Long-term leasing for social housing being phased out, Minister says

Financier Dermot Desmond has described practice as a ‘criminal waste of money’

Minister for Housing Darragh O’Brien said he did not need Dermot Desmond to tell him that the current leasing arrangement was not optimal. Photograph: Niall Carson/PA Wire

Minister for Housing Darragh O’Brien said he did not need Dermot Desmond to tell him that the current leasing arrangement was not optimal. Photograph: Niall Carson/PA Wire

 

Local authorities will no longer enter long-term leases of homes for social housing with investment funds by the end of the lifetime of the Government, Minister for Housing Darragh O’Brien has said.

The council leases have been fiercely criticised by financier Dermot Desmond, who described the practice as a “criminal waste of money” and said investment funds were “having a laugh at Ireland”.

In a letter to Mr O’Brien, Mr Desmond said the State’s treasury agency was borrowing at an average of 0.02 per cent when the State was paying 5 per cent on average to international funds for leased homes.

“In such a low-interest environment, the current policy of buying and leasing social housing from private developers and investment funds is a criminal waste of public money,” he told Mr O’Brien on December 15th, 2020.

Responding to Mr Desmond’s criticism on Monday, Mr O’Brien told RTÉ Radio 1’s Today with Claire Byrne programme that he did not need Mr Desmond to point out the problems, since he had opposed the leases during his Opposition days.

Disingenuous

However, Sinn Féin’s Eoin Ó Broin said the Minister was being disingenuous since leases would continue to be signed by local authorities with funds for years to come.

“When one of the country’s leading financiers and investors tells the Government that its housing policies do not make any sense from the taxpayers’ point of view, the Government has to sit up and listen,” he said.

“Whatever one thinks of his political views of the world he is a man who understands finance. The leasing arrangements are so expensive to the taxpayer. We know that from the Department of Public Expenditure reports.”

The Minister has given a five-year window for leases to be signed, said Mr Ó Broin, who argued that the State should immediately stop signing any more leases.

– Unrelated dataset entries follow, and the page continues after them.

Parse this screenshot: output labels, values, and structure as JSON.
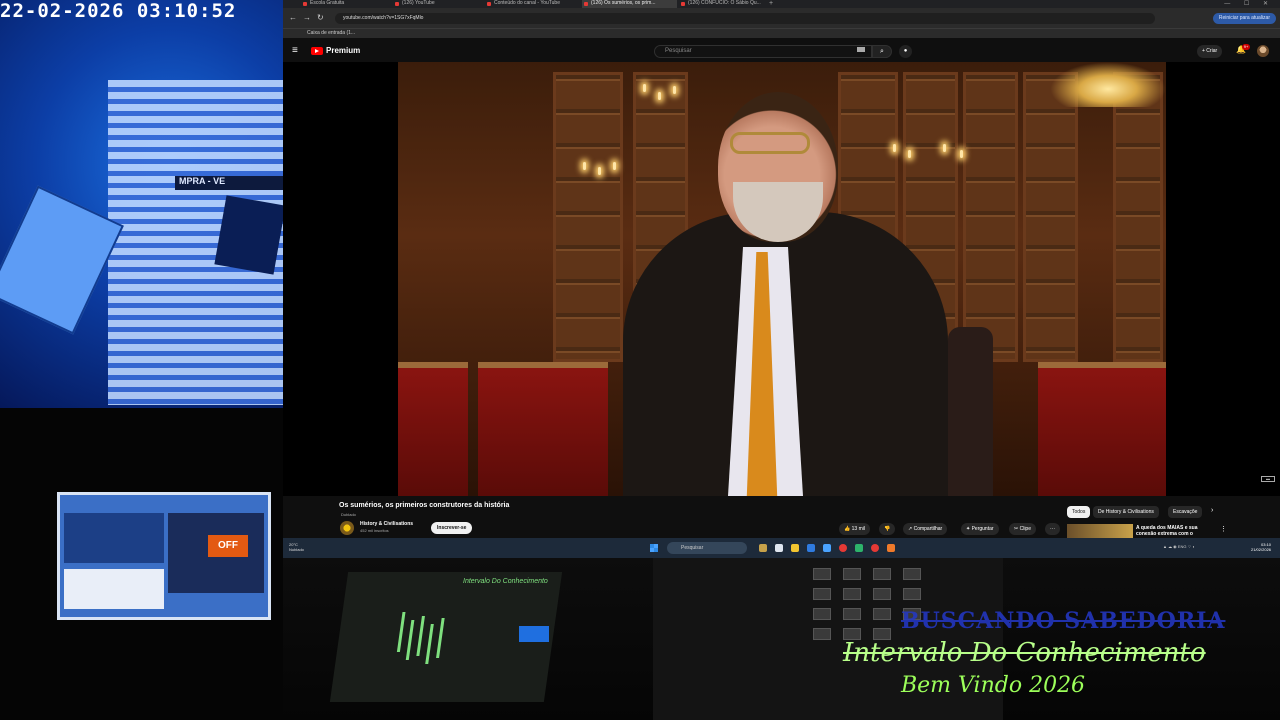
{
  "camera": {
    "timestamp": "22-02-2026 03:10:52",
    "sign_text": "MPRA - VE"
  },
  "browser": {
    "tabs": [
      {
        "label": "Escola Gratuita",
        "active": false
      },
      {
        "label": "(126) YouTube",
        "active": false
      },
      {
        "label": "Conteúdo do canal - YouTube",
        "active": false
      },
      {
        "label": "(126) Os sumérios, os prim...",
        "active": true
      },
      {
        "label": "(126) CONFUCIO: O Sábio Qu...",
        "active": false
      }
    ],
    "new_tab": "+",
    "window_controls": "— ☐ ✕",
    "url": "youtube.com/watch?v=1SG7xFqMlo",
    "update_button": "Reiniciar para atualizar",
    "bookmark": "Caixa de entrada (1..."
  },
  "youtube": {
    "logo_text": "Premium",
    "search_placeholder": "Pesquisar",
    "create_label": "+ Criar",
    "notification_count": "9+",
    "video": {
      "title": "Os sumérios, os primeiros construtores da história",
      "badge": "Dublado",
      "channel": "History & Civilisations",
      "subscribers": "452 mil inscritos",
      "subscribe_label": "Inscrever-se",
      "likes": "13 mil",
      "share_label": "Compartilhar",
      "ask_label": "Perguntar",
      "clip_label": "Clipe",
      "more_label": "···"
    },
    "chips": [
      {
        "label": "Todos",
        "active": true
      },
      {
        "label": "De History & Civilisations",
        "active": false
      },
      {
        "label": "Escavaçõe",
        "active": false
      }
    ],
    "recommendation_title": "A queda dos MAIAS e sua conexão extrema com o"
  },
  "taskbar": {
    "weather_temp": "20°C",
    "weather_text": "Nublado",
    "search_placeholder": "Pesquisar",
    "tray_text": "ENG",
    "time": "03:10",
    "date": "21/02/2026"
  },
  "overlay": {
    "title": "BUSCANDO SABEDORIA",
    "subtitle": "Intervalo Do Conhecimento",
    "welcome": "Bem Vindo 2026"
  },
  "mini_monitor": {
    "label": "OFF"
  },
  "mixer": {
    "label": "Intervalo Do Conhecimento"
  },
  "colors": {
    "youtube_red": "#ff0000",
    "overlay_blue": "#2438c8",
    "overlay_green": "#9cff5a"
  }
}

Small landlords are quitting, but the houses are being bought by medium-sized investors who were offering portfolios to local authorities for long-term leases, enjoying the same tax advantages as bigger funds.

Seventy such homes were leased by South Dublin County Council in the last two months, he said. “The local authority is not allowed to buy those properties but has to enter these very expensive long-term leases.”

The waste of State money is “crystal clear”, said Cian O’Callaghan of the Social Democrats, who said local authorities would sign another 2,500 of these long-term leases over the next two years.